Adds Capgemini's Jayanthi: "Most women quit their jobs primarily due to inability to balance their personal and professional life and choosing the former as their priority. It is when the question becomes of selecting one of these (personal or professional) lives that we lose the plot. The focus should be on creating an environment where both can co-exist."
Bali highlights the fact that the leading management institutes only attract 20-25 per cent women, creating a supply-side constraint at the entry level itself. "Women are totally absent at the CXO level from some of our largest and most respected conglomerates," she points out. "Independent directors on the boards of such companies must also consider it their responsibility to drive that change in a systemic manner, based on merit and not gender alone."

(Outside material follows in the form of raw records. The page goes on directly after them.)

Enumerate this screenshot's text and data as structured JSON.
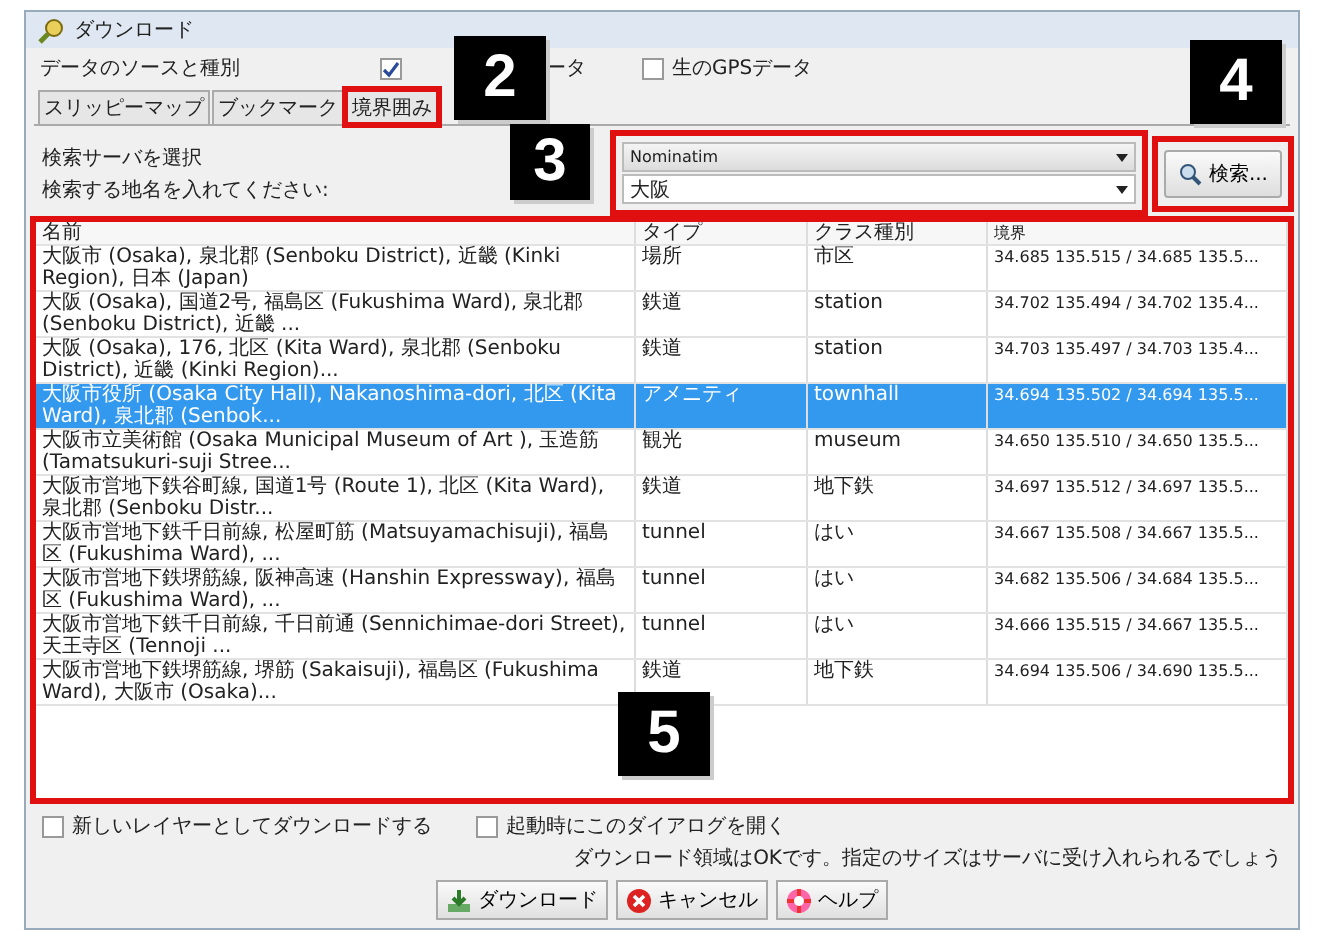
{
  "window": {
    "title": "ダウンロード"
  },
  "source": {
    "label": "データのソースと種別",
    "options": [
      {
        "label": "ータ",
        "checked": true
      },
      {
        "label": "生のGPSデータ",
        "checked": false
      }
    ]
  },
  "tabs": [
    {
      "label": "スリッピーマップ",
      "selected": false,
      "highlighted": false
    },
    {
      "label": "ブックマーク",
      "selected": false,
      "highlighted": false
    },
    {
      "label": "境界囲み",
      "selected": false,
      "highlighted": true
    }
  ],
  "search": {
    "server_label": "検索サーバを選択",
    "query_label": "検索する地名を入れてください:",
    "server": "Nominatim",
    "query": "大阪",
    "highlighted": true
  },
  "search_button": {
    "label": "検索...",
    "highlighted": true
  },
  "table": {
    "highlighted": true,
    "columns": [
      "名前",
      "タイプ",
      "クラス種別",
      "境界"
    ],
    "rows": [
      {
        "cells": [
          "大阪市 (Osaka), 泉北郡 (Senboku District), 近畿 (Kinki Region), 日本 (Japan)",
          "場所",
          "市区",
          "34.685 135.515 / 34.685 135.5..."
        ],
        "selected": false
      },
      {
        "cells": [
          "大阪 (Osaka), 国道2号, 福島区 (Fukushima Ward), 泉北郡 (Senboku District), 近畿 ...",
          "鉄道",
          "station",
          "34.702 135.494 / 34.702 135.4..."
        ],
        "selected": false
      },
      {
        "cells": [
          "大阪 (Osaka), 176, 北区 (Kita Ward), 泉北郡 (Senboku District), 近畿 (Kinki Region)...",
          "鉄道",
          "station",
          "34.703 135.497 / 34.703 135.4..."
        ],
        "selected": false
      },
      {
        "cells": [
          "大阪市役所 (Osaka City Hall), Nakanoshima-dori, 北区 (Kita Ward), 泉北郡 (Senbok...",
          "アメニティ",
          "townhall",
          "34.694 135.502 / 34.694 135.5..."
        ],
        "selected": true
      },
      {
        "cells": [
          "大阪市立美術館 (Osaka Municipal Museum of Art ), 玉造筋 (Tamatsukuri-suji Stree...",
          "観光",
          "museum",
          "34.650 135.510 / 34.650 135.5..."
        ],
        "selected": false
      },
      {
        "cells": [
          "大阪市営地下鉄谷町線, 国道1号 (Route 1), 北区 (Kita Ward), 泉北郡 (Senboku Distr...",
          "鉄道",
          "地下鉄",
          "34.697 135.512 / 34.697 135.5..."
        ],
        "selected": false
      },
      {
        "cells": [
          "大阪市営地下鉄千日前線, 松屋町筋 (Matsuyamachisuji), 福島区 (Fukushima Ward), ...",
          "tunnel",
          "はい",
          "34.667 135.508 / 34.667 135.5..."
        ],
        "selected": false
      },
      {
        "cells": [
          "大阪市営地下鉄堺筋線, 阪神高速 (Hanshin Expressway), 福島区 (Fukushima Ward), ...",
          "tunnel",
          "はい",
          "34.682 135.506 / 34.684 135.5..."
        ],
        "selected": false
      },
      {
        "cells": [
          "大阪市営地下鉄千日前線, 千日前通 (Sennichimae-dori Street), 天王寺区 (Tennoji ...",
          "tunnel",
          "はい",
          "34.666 135.515 / 34.667 135.5..."
        ],
        "selected": false
      },
      {
        "cells": [
          "大阪市営地下鉄堺筋線, 堺筋 (Sakaisuji), 福島区 (Fukushima Ward), 大阪市 (Osaka)...",
          "鉄道",
          "地下鉄",
          "34.694 135.506 / 34.690 135.5..."
        ],
        "selected": false
      }
    ]
  },
  "options": [
    {
      "label": "新しいレイヤーとしてダウンロードする",
      "checked": false
    },
    {
      "label": "起動時にこのダイアログを開く",
      "checked": false
    }
  ],
  "status": "ダウンロード領域はOKです。指定のサイズはサーバに受け入れられるでしょう",
  "buttons": [
    {
      "kind": "download",
      "label": "ダウンロード"
    },
    {
      "kind": "cancel",
      "label": "キャンセル"
    },
    {
      "kind": "help",
      "label": "ヘルプ"
    }
  ],
  "callouts": [
    {
      "label": "2"
    },
    {
      "label": "3"
    },
    {
      "label": "4"
    },
    {
      "label": "5"
    }
  ]
}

Beyond the life-stage years' challenges, women tend to face some inherent biases that can be very subtle, but impact career growth. Ramadorai says that in organisations, biases exist at every level of employee - while preparing a job description, hiring, promotions, opportunity for key job assignments, performance appraisals, etc. He cites a simple example of how men tend to inflate their ratings during self-evaluation. On the other hand, women may be hesitant to self-promote.
Kalpana Morparia, CEO of JP Morgan Chase India, points out that women face a peculiar situation: "Good leaders are expected to be strong, confident and assertive. Yet, when women are strong, confident and assertive, they're often perceived as uncaring, self-promoting and aggressive. When they act in more collaborative ways, they're stereotyped as ones who do not possess 'good' leadership skills. A a classic case of double bind."
Dhawan says, "The issue is not if a woman is cut out for a job or not. The issue is, will the woman fit into the old boys' club? Everyone is comfortable working with someone they know? there isn't an old girls' club yet!"
Nurturing and retaining women during life-stage years and increasing diversity at the senior levels are two challenges that need to be addressed on priority. "The defining moment for India Inc. will be when diversity moves from a nice-to-have human resources project to a basic requirement for talent scouting and leadership," says Morparia.
Even as India has a long way to go to be truly gender inclusive, Vakil says a lot of good things are happening now. "Women are travelling, they are getting training? so many of them are leading organisations? it's no more a man's world." She has a regret, though: she could not fulfil her father's dream of having her signature on the Indian currency. But she believes it's just a matter of time, "of five-six years, maybe, a woman will get there".